From the Garden, Ginkgo: A Living Fossil
“The trees are God’s great alphabet: With them He writes in shining green across the world His thoughts serene.” wrote American poet Leonora Speyer. Sarah Ferrell, a devout Christian, who created the wonderful Ferrell Gardens at Hills & Dales Estate may have had these same thoughts when she planted a ginkgo (ginkgo biloba) tree in the gardens about 1850. This tree, one of the largest ginkgos in the southeastern United States, is one of our most treasured trees and one of only a few trees to survive from Sarah’s time. It serves as a testament to her extensive plant knowledge since in the mid 19th century ginkgos were quite rare in cultivation.
The ginkgo tree has a very interesting history and is perhaps best described as a “living fossil” since it is considered the oldest living tree species on earth and the only survivor of the primitive order Ginkgoales. From leaf fossils we know this unique tree was alive during the Jurassic or Reptile Age, between 206 and 144 million years ago. Several million years ago the ginkgo disappeared from the fossil record in North America and Europe and was thought to be extinct. However, in 1691 Engelbert Kaempfer, a German botanist and physician, discovered the tree growing in Japan. After its rediscovery, the tree became a curiosity in the finest European gardens. Ultimately, horticulturists brought the tree to America and by 1784 a ginkgo was growing in the garden of William Hamilton near Philadelphia.

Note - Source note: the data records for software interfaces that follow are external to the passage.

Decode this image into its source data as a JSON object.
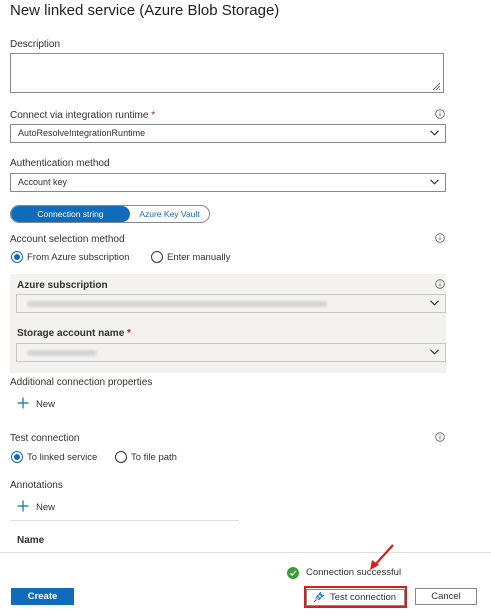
{
  "header": {
    "title": "New linked service (Azure Blob Storage)"
  },
  "description": {
    "label": "Description",
    "value": ""
  },
  "runtime": {
    "label": "Connect via integration runtime",
    "required_mark": "*",
    "value": "AutoResolveIntegrationRuntime"
  },
  "auth": {
    "label": "Authentication method",
    "value": "Account key"
  },
  "pivot": {
    "tabs": [
      "Connection string",
      "Azure Key Vault"
    ],
    "selected": "Connection string"
  },
  "account_selection": {
    "label": "Account selection method",
    "options": [
      "From Azure subscription",
      "Enter manually"
    ],
    "selected": "From Azure subscription"
  },
  "subscription": {
    "label": "Azure subscription",
    "value": ""
  },
  "storage_account": {
    "label": "Storage account name",
    "required_mark": "*",
    "value": ""
  },
  "additional": {
    "label": "Additional connection properties",
    "new_label": "New"
  },
  "test_connection": {
    "label": "Test connection",
    "options": [
      "To linked service",
      "To file path"
    ],
    "selected": "To linked service"
  },
  "annotations": {
    "label": "Annotations",
    "new_label": "New",
    "column_header": "Name"
  },
  "status": {
    "text": "Connection successful",
    "color": "#107c10"
  },
  "footer": {
    "create_label": "Create",
    "test_label": "Test connection",
    "cancel_label": "Cancel"
  },
  "colors": {
    "primary": "#0f6cbd",
    "highlight": "#d61e1e",
    "success": "#107c10"
  }
}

It is from the fan-shaped leaves that the tree acquired its common name of Maidenhair tree. Ginkgos can reach a height of 130 feet and the crown can become quite broad with age. The ginkgo is very long-lived and some specimens in Japan are well over 1,000 years old. It thrives in full sun and average soil and is very resistant to infection, pollution and destruction by fire. A remarkable example of this is the account of when the atomic bomb was dropped on Hiroshima in August of 1945 and several months later a ginkgo situated near a destroyed temple had sprouted new leaves. Because of their durability, longevity and beauty, the ginkgo makes an excellent urban and shade tree and will thrive where other trees cannot.
The tree is dioecious, meaning some trees are female and others male. The male plants bear small pollen cones and the female trees produce the seed. The seed is approximately one inch long, light yellow, soft and fruit-like and quite scented. It contains butanoic acid, the same chemical that gives rancid butter its unpleasant odor. This is why when you plant a ginkgo it is important to plant only male trees.
Over the last few decades, hundreds of studies have been done giving clinical evidence that support the medicinal value of ginkgo. The leaf extracts have been used for centuries in traditional Chinese medicine. The extract is widely touted as a tonic for the heart and according to some studies may enhance brain function and actually improve memory. The inner seed is also used after being processed by steaming, stir-frying or roasting. There are reports of the seed being toxic if eaten in larger quantities (more than 5), and they are not often used in Western herbal medicine.
Sir Albert Seward (Professor of Botany at the University of Cambridge) said of the ginkgo, “It appeals to the historic soul: we see it as an emblem of changelessness, a heritage from worlds too remote for our human intelligence to grasp, a tree which has in its keeping the secrets of the immeasurable past.” This statement rings true when you look at the 160-plus-year-old ginkgo next to the Church Garden at Hills and Dales Estate. It is a beautiful sight in the fall when the ginkgo leaves turn a brilliant yellow and fall within a short span of time (seemingly overnight), blanketing the ground and shrubs below with a veil of gold. This majestic tree is certainly a link between the present and past of the people who have planted and tended this garden for over 170 years.